I want to give, but my spouse or partner doesn’t… What do I do?
This is a really great question because of how relevant it is. There are people worldwide who practice Christianity and follow Jesus, but the other person in the relationship doesn’t. That can work out for a while, but when it comes to financial generosity, it can become a conflict because our incomes and expenses are often shared in these relationships.
Talking about the giving aspect of our faith involves the other person in ways we’re not necessarily used to including them. The other person may not want to donate for several reasons. They may not have any religion or different beliefs than you. You might attend church together but interpret biblical financial stewardship differently.
Sometimes, your spouse or partner might have grown up in and around the church and experienced abuse and/or neglect. Reasonably, it will be tough for them to tolerate giving money to the local church.
God’s Love & Generosity
When conversing about giving, the conversation mustn’t turn this person off to faith more than they already are. We want the conversation to encourage faith interest. God wants us to do acts of generosity, especially regarding our finances, but not at the cost of our significant others finding Jesus.
I wouldn’t want you to hurt their faith when generosity and practicing giving should be very life-giving. It is gratifying, not just for you, but for the people you’re blessing with your generosity. The goal of our faith isn’t to get people to the point of giving money but rather to help people find Jesus. In following Jesus, we know that generosity is an aspect of that.

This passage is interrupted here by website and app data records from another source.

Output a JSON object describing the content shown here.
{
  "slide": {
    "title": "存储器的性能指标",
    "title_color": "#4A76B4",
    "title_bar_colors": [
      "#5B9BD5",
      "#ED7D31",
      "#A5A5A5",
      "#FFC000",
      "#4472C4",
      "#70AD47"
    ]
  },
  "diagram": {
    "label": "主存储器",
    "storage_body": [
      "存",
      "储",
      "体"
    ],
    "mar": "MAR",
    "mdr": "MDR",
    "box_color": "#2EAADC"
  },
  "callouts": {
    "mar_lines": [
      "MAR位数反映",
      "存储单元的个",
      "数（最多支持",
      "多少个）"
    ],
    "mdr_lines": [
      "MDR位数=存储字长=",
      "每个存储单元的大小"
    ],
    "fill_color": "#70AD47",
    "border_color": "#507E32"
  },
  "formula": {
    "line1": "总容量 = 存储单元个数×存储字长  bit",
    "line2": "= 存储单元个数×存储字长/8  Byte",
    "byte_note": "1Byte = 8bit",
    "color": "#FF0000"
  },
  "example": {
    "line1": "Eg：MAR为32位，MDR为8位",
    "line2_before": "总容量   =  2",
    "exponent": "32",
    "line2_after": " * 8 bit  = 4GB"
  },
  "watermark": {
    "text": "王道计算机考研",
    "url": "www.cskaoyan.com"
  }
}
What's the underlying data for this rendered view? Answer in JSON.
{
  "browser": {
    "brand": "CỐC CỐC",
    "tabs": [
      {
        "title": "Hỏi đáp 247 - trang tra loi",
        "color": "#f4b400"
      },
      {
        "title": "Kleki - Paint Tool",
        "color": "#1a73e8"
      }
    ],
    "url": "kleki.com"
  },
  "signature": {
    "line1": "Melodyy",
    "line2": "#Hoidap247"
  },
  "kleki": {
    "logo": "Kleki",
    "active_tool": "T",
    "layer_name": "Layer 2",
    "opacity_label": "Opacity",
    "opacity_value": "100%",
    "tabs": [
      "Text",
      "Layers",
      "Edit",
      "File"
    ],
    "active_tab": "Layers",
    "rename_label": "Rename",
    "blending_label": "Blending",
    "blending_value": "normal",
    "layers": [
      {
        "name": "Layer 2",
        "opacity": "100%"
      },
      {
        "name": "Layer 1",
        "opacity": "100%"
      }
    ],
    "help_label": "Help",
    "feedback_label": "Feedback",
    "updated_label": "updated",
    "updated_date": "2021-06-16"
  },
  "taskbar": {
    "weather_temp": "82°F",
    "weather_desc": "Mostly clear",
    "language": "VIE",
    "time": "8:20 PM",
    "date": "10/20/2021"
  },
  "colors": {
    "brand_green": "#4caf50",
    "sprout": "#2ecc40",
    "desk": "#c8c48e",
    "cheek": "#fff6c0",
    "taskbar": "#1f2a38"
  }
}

Our response as followers of Jesus is to show love back to God through our acts of generosity. God’s love for us is why he gave (John 3:16). I don’t want it to sound trite because we always say it, but it’s true: God loves us. His love doesn’t change based on whether or not you give. Whether your spouse or partner has faith, God still loves them. This is a foundational belief when proceeding with the topic at hand.
Step 1: Make An Ask
With that established, ask them about giving back and begin with a conversation. They probably already know that your faith is important to you, but they may not know that generosity is an aspect of your beliefs. Communicate that it would mean a lot to you to contribute to your local church. See what they say. They may be more open to it than you think. If they are, decide how much you’ll give and what frequency together. Are you going to donate weekly or monthly or as specific opportunities arise?
For some other folks, your significant other shares your faith, but you want to give more or more frequently, and they do not. Start a dialogue to learn why. Giving is a complicated step of faith. It requires a lot of trust in God. If this is the case for many people, it will be, put giving to the test for a set time (i.e., “Let’s try tithing for the next three months.)
Leave the subject alone for a season if the conversation doesn’t go well. You can continue to walk out your faith and show them the same love and grace God shows the rest of us. But if the conversation goes well, keeping communication lines open is essential.
Step 2: Get Some Feedback
What you’re giving belongs to both of you. After you’ve agreed to give or change your giving, you’ve got to regularly check in on that agreement. After a couple of months, ask your spouse or partner how things have gone. I firmly believe that you will experience God’s blessings and favor during that time, and you’ll see the impact of your giving in the lives of people around you.
Step 3: Share The Stories
Share the specific stories of how your generosity is making a difference. This is especially important for those whose spouses or partners don’t have the same beliefs. You’ll hear about how your giving matters, but they won’t (unless you tell them).
At Madison Church, our ministries to kids and students positively take off. Some decide to be baptized, while others step up into leadership roles. This will be encouraging for them to hear about. Keep them updated with the good you’re doing together through your donations.
Q: I want to give, by my spouse/partner doesn’t… what do I do?
A: Begin with a conversation about your faith and how finances are a part of that. Make an ask about giving, and clarify expectations as you go. Keep good communication going by regularly seeking feedback. Share the stories of how your giving is being put to work. Generosity is something that should help them on their spiritual journey, not hurt it.